A few words of advice Immigration agents may request an itinerary when you return, so let our experts plan the right trip for you. If you wish to go on an optional excursion, please consider booking and paying prior to departure, as U S Credit Cards cannot be used in Cuba.
The U S Embassy in Cuba pages
Calzada between L and M Streets,
Telephone: +(53)(7) 839-4100
Emergency After-Hours Telephone: +(53)(7) 839-4100 and dial 1 to speak with the emergency operator
Fax: (+53) 7839-4247
Some helpful links to review now, and info to keep with you
State Department Travel - Country Information - Cuba (hyperlink to website)
State Department - Cuba Information
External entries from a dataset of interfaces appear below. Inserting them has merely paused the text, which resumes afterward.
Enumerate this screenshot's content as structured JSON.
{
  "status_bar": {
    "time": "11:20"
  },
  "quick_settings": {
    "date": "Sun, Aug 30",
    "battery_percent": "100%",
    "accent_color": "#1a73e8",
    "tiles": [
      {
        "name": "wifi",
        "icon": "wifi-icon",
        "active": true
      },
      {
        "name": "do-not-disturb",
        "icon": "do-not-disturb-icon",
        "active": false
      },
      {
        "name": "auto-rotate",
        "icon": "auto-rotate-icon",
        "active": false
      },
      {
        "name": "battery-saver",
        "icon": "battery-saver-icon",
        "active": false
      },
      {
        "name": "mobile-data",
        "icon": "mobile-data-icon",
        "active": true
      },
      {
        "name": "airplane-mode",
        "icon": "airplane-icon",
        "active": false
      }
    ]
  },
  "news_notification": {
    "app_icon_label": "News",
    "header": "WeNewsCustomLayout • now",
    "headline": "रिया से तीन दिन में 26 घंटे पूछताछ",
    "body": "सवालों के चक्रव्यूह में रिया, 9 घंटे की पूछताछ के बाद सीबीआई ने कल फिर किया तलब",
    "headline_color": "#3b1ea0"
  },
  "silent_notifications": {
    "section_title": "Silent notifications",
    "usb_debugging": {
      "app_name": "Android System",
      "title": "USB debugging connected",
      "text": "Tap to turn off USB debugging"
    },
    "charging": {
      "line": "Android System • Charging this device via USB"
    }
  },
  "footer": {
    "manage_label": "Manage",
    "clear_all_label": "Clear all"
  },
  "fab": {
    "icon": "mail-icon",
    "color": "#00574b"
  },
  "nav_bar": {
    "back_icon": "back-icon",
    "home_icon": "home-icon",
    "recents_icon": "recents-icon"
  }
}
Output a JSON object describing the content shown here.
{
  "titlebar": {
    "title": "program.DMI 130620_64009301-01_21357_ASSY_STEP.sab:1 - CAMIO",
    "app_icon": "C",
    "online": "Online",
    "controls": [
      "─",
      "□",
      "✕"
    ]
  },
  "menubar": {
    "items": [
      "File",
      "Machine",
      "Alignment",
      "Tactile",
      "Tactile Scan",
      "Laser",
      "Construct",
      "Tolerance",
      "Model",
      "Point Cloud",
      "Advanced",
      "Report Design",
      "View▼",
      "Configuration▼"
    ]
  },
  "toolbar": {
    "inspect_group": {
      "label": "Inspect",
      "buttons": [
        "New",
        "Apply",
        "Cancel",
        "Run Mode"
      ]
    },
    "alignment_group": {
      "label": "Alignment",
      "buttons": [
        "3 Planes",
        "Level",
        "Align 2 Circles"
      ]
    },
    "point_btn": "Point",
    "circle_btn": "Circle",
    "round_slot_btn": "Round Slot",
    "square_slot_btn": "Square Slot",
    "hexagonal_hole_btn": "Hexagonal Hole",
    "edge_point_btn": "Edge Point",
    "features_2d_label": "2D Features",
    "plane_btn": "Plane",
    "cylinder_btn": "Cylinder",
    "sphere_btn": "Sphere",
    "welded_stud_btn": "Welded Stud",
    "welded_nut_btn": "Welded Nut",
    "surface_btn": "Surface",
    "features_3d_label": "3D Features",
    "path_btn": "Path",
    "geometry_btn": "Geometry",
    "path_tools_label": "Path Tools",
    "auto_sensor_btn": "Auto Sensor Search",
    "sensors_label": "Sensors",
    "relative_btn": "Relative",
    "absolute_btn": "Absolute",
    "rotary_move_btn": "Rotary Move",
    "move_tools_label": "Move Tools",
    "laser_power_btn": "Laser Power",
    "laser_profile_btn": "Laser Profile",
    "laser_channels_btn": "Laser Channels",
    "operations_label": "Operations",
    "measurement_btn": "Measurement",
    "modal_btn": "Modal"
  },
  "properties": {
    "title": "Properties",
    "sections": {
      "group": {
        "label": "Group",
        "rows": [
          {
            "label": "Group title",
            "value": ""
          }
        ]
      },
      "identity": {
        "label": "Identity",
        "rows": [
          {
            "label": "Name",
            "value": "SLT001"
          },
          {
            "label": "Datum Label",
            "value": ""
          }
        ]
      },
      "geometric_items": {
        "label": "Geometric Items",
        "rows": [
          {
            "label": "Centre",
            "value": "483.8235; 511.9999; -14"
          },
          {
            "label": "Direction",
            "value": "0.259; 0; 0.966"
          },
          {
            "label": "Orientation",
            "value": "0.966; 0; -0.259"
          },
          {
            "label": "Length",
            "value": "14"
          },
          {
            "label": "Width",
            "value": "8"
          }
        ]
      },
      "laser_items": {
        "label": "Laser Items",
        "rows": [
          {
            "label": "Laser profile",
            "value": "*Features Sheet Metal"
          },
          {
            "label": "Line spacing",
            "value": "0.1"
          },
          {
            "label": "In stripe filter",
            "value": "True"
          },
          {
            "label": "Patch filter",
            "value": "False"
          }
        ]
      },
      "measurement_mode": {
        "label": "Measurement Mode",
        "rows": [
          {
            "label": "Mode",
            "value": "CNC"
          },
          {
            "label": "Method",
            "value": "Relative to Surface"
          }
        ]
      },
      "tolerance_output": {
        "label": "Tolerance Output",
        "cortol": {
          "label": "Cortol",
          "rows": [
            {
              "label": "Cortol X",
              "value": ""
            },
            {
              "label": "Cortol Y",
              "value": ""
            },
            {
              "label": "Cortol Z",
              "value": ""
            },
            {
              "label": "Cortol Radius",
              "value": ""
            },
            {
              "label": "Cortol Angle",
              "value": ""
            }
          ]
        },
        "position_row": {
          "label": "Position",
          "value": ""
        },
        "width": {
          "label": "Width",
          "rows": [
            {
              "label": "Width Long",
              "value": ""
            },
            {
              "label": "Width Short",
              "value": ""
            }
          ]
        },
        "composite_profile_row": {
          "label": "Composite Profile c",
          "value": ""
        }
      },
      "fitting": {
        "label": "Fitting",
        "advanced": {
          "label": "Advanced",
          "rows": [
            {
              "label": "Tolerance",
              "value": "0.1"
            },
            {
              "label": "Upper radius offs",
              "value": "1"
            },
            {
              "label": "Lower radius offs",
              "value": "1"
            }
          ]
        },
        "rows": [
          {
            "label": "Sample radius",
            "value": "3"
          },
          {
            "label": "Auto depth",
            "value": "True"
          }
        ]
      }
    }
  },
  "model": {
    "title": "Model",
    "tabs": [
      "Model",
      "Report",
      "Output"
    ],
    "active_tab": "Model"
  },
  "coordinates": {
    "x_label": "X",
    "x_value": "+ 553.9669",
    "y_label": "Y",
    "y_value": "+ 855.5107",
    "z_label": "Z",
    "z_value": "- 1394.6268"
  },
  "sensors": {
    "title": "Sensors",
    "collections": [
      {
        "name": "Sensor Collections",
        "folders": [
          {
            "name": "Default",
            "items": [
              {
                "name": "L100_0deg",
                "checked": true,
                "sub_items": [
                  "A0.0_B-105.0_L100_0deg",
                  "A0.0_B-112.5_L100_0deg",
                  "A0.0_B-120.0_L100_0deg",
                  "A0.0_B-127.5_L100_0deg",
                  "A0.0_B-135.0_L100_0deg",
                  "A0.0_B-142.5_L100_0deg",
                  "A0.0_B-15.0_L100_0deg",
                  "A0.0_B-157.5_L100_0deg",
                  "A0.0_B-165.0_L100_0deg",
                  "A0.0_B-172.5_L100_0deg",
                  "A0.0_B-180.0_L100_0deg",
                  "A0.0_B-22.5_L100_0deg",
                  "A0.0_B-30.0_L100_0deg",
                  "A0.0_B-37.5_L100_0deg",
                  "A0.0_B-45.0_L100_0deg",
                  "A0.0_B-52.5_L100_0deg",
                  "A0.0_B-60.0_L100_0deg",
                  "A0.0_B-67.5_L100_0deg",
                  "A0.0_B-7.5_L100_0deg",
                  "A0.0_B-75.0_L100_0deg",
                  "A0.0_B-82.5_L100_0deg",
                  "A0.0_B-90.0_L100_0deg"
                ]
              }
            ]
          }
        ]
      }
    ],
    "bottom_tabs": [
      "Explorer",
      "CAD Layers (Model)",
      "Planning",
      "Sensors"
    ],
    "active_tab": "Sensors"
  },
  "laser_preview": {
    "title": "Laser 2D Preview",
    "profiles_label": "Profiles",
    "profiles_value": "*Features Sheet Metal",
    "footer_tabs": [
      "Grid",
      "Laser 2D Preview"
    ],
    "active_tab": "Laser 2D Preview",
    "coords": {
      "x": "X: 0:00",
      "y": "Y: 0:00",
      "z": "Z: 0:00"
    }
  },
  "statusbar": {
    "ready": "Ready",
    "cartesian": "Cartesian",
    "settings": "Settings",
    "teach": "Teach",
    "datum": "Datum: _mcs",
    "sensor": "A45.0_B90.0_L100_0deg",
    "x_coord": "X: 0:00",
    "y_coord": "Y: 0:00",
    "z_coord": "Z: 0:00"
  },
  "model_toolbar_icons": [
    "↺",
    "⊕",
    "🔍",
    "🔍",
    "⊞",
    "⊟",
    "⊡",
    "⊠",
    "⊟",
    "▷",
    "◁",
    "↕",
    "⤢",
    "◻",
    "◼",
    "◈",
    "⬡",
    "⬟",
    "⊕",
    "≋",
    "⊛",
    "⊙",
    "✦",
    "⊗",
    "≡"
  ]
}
State Department Traveler's ChecklistApply early for a passport, or renew your old one. It should be valid for at least six months after you return home, and needs to have two or more blank pages. Otherwise, some countries may not let you enter. Check all family members’ passports because those for adults are valid for 10 years, but children’s passports only for five. U.S. citizens must use a U.S. passport to leave and come back to the United States. Get a letter from your doctor for medications you are bringing. Some countries have strict laws, even against over-the-counter medications, so read about your destination before you go.Make two photocopies of all your travel documents in case of emergency. Leave one copy with a trusted friend or relative at home and carry the other separately from your documents in case of loss or theft.With very few exceptions, U.S. credit and debit cards do not currently work in Cuba. Please bring enough cash to last your entire trip. U.S. Dollars can be exchanged into Cuban convertible currency (CUC) at most airports, hotels, and exchange houses.